I. THEIR COMPARATIVE INNOCENCY WHEN JUDGED BY HUMAN STANDARDS. At first thought it seems almost incredible that they should have been "grieved exceedingly" because a man had come to seek the welfare of their neighbours. But when we ask if Sanballat and Tobiah were so very much worse than mankind in general, we are compelled to own that theirs was but an instance of ordinary human selfishness. In every land and through every age men have been jealous of their rivals' prosperity. These men concluded that the elevation of Jerusalem virtually meant the depression of Samaria; that, indirectly, Nehemiah had come to lower the dignity if not to lessen the prosperity of their state, and they counted him an enemy. So have men argued everywhere even until now. Wars that were avowedly waged on some small pretext were really fought because one strong nation was jealous of the growing vigour of some neighbouring power. Not only nations, but tribes, families, societies, and (it must be sorrowfully admitted) Christian Churches have allowed themselves to be jealous of the growth of other nations, other tribes, other Churches, and have been grieved when men "sought" and promoted "their welfare." So general and widespread is this selfishness, taking the form of jealousy of the prosperity of others, that it is not for us to "cast the first stone" of bitter reproach. But we must see -
II. THEIR ACTUAL GUILT IN THE SIGHT OF GOD. A selfish jealousy like this of Sanballat and Tobiah, a grief at the prosperity of neighbours and competitors, whether in the civil or religious world, is in the sight of God
(a) unrighteous. Our neighbours have every whit as much right to make the most of their powers and opportunities as we have of ours; to rise above us by lawful means as we to remain above them. We, as well as they, have received our heritage from men and from God, and we have no moral right to limit their success, or to object to their power, or be offended at their superiority.
(b) Short-sighted. We ought to understand that we are enriched by one another's prosperity. "We are members one of another, and should rejoice in one another's welfare. This is so with
(1) neighbouring nations;

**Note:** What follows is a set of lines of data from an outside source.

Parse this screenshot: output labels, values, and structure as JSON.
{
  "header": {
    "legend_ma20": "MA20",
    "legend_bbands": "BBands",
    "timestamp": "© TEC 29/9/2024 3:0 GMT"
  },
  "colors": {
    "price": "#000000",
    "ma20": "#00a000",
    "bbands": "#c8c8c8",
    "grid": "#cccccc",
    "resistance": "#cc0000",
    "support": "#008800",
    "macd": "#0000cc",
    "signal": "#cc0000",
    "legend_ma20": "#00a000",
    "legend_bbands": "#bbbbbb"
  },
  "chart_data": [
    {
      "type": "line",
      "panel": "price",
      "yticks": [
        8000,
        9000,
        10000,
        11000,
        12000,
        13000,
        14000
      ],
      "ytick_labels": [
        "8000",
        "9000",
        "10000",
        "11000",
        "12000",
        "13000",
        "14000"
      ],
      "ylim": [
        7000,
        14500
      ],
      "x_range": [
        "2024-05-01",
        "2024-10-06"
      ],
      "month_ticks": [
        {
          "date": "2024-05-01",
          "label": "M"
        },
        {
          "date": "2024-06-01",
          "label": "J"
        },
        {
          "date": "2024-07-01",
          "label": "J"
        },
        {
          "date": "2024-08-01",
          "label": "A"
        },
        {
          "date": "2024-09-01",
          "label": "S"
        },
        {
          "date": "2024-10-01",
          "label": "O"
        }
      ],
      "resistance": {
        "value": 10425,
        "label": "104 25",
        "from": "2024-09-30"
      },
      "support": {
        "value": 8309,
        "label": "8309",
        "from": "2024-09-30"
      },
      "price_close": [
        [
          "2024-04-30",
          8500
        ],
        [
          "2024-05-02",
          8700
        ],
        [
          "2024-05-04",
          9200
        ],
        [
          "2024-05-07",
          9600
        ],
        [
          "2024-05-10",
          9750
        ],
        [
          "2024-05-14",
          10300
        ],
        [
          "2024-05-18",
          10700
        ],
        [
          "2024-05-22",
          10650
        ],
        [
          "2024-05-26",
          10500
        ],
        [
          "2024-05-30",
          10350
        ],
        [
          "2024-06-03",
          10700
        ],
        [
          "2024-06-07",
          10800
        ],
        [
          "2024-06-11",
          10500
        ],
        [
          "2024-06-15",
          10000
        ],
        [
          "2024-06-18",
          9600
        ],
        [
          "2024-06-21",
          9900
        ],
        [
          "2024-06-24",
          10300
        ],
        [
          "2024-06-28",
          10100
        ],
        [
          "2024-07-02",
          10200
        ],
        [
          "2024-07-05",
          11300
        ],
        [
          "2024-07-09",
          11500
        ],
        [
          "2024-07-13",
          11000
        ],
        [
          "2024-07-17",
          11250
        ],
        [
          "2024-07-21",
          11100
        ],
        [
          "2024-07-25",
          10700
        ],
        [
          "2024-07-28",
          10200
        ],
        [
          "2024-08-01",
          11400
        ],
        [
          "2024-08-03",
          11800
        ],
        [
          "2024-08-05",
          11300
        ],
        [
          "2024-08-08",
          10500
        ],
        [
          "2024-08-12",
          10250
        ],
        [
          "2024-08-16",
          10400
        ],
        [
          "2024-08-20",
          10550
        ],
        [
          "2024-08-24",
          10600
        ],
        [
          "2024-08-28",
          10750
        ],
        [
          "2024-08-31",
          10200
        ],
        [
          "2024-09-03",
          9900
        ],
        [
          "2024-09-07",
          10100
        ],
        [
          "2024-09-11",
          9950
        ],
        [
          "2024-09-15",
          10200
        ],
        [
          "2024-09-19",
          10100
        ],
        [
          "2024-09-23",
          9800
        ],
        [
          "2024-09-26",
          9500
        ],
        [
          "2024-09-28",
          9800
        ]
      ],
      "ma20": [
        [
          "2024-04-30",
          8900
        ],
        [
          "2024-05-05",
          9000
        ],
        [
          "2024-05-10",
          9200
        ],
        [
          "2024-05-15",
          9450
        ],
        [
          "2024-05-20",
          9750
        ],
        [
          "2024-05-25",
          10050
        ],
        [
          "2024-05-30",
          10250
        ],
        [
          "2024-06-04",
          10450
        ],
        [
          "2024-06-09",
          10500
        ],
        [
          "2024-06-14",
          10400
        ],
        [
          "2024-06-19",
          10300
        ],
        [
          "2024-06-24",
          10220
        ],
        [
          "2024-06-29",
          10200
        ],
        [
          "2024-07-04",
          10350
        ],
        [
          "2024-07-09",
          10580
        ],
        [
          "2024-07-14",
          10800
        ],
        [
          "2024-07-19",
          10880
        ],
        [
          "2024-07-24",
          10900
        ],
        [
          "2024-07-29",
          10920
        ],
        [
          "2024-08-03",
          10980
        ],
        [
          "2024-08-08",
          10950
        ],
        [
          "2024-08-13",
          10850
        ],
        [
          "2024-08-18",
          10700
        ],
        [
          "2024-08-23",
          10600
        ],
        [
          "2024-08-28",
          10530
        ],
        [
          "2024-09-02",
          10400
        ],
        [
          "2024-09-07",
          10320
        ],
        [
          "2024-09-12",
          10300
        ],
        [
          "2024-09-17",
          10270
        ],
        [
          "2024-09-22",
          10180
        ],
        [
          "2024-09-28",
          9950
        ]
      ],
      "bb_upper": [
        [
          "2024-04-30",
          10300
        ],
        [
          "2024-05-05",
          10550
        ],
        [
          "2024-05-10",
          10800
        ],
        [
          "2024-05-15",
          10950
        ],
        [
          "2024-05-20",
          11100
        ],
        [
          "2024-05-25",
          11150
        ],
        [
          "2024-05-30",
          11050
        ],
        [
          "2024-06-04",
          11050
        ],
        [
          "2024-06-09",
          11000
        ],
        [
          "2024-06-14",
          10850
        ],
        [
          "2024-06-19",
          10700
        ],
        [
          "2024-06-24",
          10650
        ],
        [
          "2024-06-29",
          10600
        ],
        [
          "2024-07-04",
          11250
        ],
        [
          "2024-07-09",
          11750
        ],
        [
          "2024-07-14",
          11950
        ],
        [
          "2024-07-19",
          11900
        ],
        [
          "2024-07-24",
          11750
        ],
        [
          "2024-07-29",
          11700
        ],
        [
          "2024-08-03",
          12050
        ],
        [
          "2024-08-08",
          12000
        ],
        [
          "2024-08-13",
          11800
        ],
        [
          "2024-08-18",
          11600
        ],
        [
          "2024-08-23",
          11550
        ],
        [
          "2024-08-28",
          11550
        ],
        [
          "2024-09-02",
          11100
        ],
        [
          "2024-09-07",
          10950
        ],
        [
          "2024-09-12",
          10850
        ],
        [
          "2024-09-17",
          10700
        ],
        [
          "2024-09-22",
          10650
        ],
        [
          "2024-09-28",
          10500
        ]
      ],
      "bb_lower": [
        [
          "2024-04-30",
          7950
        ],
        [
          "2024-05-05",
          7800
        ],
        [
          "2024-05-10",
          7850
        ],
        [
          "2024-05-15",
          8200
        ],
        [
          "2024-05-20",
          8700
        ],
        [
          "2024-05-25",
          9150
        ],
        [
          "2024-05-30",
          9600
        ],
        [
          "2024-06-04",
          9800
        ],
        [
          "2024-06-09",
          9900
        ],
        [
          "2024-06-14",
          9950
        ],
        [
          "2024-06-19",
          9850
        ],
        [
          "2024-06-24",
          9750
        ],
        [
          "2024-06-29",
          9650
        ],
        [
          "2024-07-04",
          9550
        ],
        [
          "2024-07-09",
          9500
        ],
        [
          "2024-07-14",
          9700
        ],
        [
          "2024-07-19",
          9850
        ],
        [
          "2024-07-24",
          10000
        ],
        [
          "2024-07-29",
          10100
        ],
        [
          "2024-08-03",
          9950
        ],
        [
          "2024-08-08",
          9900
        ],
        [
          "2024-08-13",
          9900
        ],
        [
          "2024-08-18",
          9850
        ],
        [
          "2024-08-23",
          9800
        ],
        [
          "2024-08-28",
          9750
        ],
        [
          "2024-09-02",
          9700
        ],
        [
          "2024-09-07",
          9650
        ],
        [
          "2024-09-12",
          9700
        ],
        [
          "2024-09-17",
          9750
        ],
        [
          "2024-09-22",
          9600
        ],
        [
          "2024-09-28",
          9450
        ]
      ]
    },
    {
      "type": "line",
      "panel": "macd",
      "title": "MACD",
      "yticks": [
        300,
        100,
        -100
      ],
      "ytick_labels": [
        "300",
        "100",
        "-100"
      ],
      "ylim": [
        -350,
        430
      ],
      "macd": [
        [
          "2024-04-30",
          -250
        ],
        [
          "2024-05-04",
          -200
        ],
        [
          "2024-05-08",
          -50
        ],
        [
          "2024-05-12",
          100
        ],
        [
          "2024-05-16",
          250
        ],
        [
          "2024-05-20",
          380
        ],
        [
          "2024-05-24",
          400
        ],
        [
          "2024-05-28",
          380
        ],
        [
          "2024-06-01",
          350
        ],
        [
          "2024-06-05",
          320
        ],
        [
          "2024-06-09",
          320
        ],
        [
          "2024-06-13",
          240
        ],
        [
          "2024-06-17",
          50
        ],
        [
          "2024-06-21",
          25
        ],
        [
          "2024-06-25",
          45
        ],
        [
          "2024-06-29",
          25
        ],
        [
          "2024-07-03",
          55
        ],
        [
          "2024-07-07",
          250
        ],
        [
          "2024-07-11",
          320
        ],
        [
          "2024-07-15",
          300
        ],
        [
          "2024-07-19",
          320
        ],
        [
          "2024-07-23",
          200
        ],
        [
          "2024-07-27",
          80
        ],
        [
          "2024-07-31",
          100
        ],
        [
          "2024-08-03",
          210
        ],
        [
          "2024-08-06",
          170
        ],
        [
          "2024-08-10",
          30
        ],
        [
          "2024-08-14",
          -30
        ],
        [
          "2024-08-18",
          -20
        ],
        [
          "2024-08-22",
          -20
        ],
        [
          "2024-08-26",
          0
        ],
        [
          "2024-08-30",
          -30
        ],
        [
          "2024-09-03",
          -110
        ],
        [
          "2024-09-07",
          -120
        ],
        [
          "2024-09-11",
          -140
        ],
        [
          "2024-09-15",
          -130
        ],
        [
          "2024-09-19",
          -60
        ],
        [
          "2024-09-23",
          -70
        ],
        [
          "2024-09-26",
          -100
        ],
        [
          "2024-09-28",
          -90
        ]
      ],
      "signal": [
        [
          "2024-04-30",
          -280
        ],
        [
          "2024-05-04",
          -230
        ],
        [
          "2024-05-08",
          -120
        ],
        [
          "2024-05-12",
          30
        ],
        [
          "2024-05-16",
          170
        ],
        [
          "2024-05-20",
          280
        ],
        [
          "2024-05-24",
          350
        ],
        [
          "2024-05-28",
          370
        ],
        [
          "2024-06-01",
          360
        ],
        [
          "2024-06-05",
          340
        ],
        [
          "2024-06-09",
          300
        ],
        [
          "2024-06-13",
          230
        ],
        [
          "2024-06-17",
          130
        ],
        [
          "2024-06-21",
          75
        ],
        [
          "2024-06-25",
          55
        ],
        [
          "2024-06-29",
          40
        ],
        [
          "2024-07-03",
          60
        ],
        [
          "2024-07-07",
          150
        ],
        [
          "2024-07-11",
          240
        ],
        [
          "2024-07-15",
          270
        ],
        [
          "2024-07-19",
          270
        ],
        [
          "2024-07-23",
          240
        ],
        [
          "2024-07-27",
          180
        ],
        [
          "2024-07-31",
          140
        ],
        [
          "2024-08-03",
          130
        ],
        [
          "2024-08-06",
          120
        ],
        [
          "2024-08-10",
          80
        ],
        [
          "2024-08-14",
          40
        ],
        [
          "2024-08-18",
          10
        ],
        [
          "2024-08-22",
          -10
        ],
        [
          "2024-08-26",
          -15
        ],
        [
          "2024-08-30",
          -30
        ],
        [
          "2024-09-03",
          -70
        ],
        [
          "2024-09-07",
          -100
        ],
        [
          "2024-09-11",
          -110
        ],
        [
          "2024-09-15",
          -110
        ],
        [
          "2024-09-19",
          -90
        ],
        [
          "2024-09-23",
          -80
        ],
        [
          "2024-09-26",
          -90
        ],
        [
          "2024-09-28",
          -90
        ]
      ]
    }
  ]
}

(2) sister Churches;
(3) capital and labour;
(4) various contemporary industries.
The more one prospers, the more another will prosper too. If a man comes to "seek the welfare" of any "Israel," we should not be "exceedingly grieved," but heartily glad.
(c) Sinful. Though we may not denounce one another, we are all, together, under the condemnation of God. How can he be otherwise than grieved with us when we envy the welfare of our own brethren? That those who are children of the same Divine Father and members of the same family should wish ill to one another must vex his loving spirit.
(d) Something of which we shall live to be utterly ashamed. How many have to remember with shame that when men "came seeking the welfare of God's people," they were antagonistic when they should have been friendly. - C.
Parallel VersesKJV: Then I came to the governors beyond the river, and gave them the king's letters. Now the king had sent captains of the army and horsemen with me.